My courses at USC have undoubtedly given me skills to not only to put on my resume, but also to use for the career I’ll start after graduation. My professors and mentors have provided me both career and life advice. My friends have made me feel safe and at home at a school that’s 2,800 miles away from my family. These life-changing benefits, however, came at a very high price, one that I know I’m incredibly lucky to have been able to afford.
The fact that USC, and many other universities across the nation come with a price tag that an increasing number of Americans don’t have the means to pay, is an injustice. I’ve racked my brain for an answer to this problem, and I don’t readily have a solution to solve the price tag predicament of higher education in the United States.
University employees must be paid, buildings must be renovated, lights must be kept on in dormitories across campus, all while students demand more resources like increased counseling services and transportation subsidized by the school. There is no easy way to solve this problem.
Some point to financial aid — citing the two-thirds of USC freshmen that are able to attend the University thanks to financial assistance from the school. But what about the students who were too intimidated by the $200,000-plus cost of an undiscounted four-year college experience, and didn’t get the chance to ask about ways to subsidize tuition before they wrote off the possibility? Regardless of financial aid opportunities, the sticker price of universities across the nation must be brought down.

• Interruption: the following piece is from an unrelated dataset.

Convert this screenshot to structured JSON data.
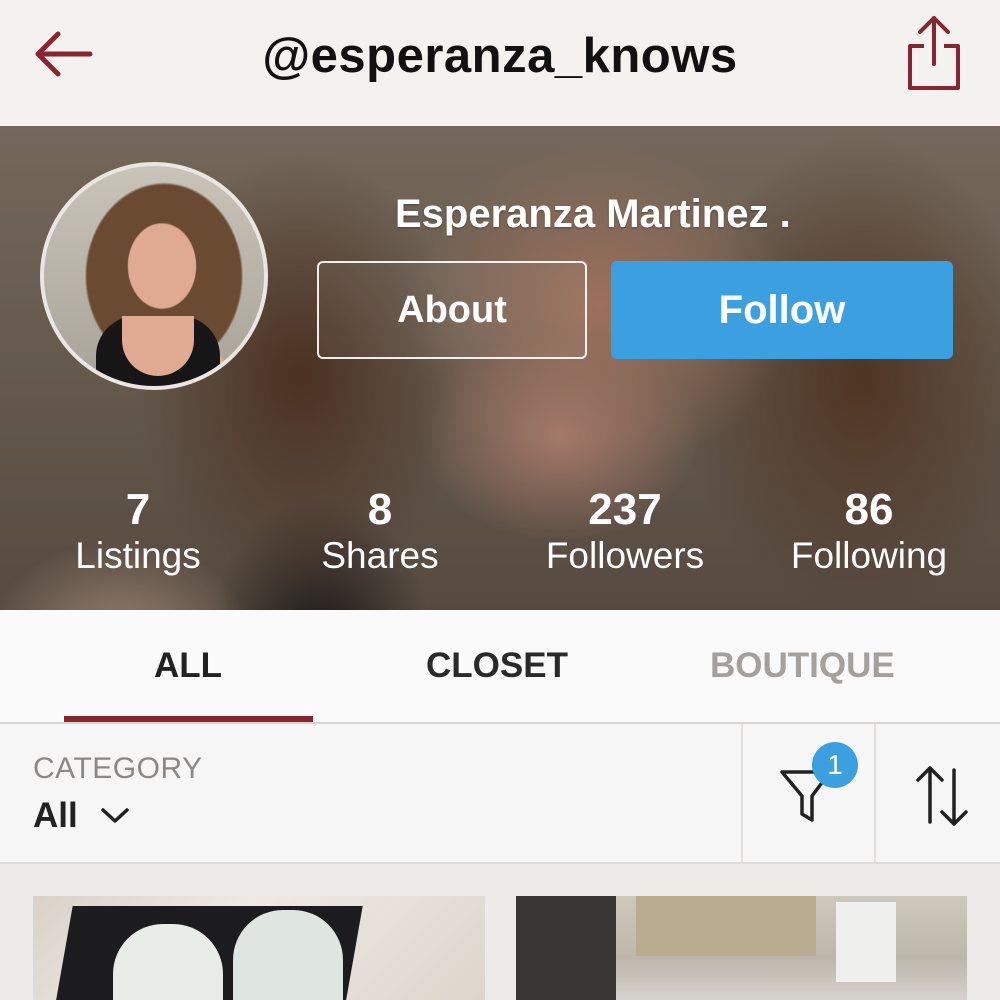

This week I spoke to a prospective student who, after visiting campus the day of the Tuition Hike Rally and sit-in outside president Nikias’ office, decided he didn’t want to come to USC anymore. The high school senior told me he comes from a family of immigrants, and already working himself, was concerned he wouldn’t be able to afford college. He had just left the Financial Aid Office where he was told that there were certainly ways that he could afford the university. After stumbling upon the rally, he wasn’t sure so sure.
“I saw the school as just a godly thing and to see this injustice, it was just wild,” the student, who wished to remain anonymous said. “I was in shock and disappointed and scared and sad all at once.”
My four years of college have not been perfect, but they are something all Americans deserve to experience. Even when lights were cast on USC’s flaws — when I sat in large lecture halls learning facts about geology that I’m sure I’ll never use again, when I reported on incidents of racism on campus, or when I felt personally underserved, such as when being told to wait weeks to see an available counselor at the health center — I continued to place a high value on a four-year college education.
Society favors those with degrees, too. College grads are more likely to have lower unemployment and poverty rates and be happier with their careers, according to Pew Research Center. Increased access to higher education is sure to lessen the wealth gap that plagues our nation, and it’s crucial that we find a way for more young people to attain a college degree.
As I come up on the two-month mark until graduation day, I know that the last four years have been the most valuable four years of my life so far.
Emily Goldberg is a senior majoring in print and digital journalism. Her blog column, Diaries of a Second-Semester Senior, runs every Thursday.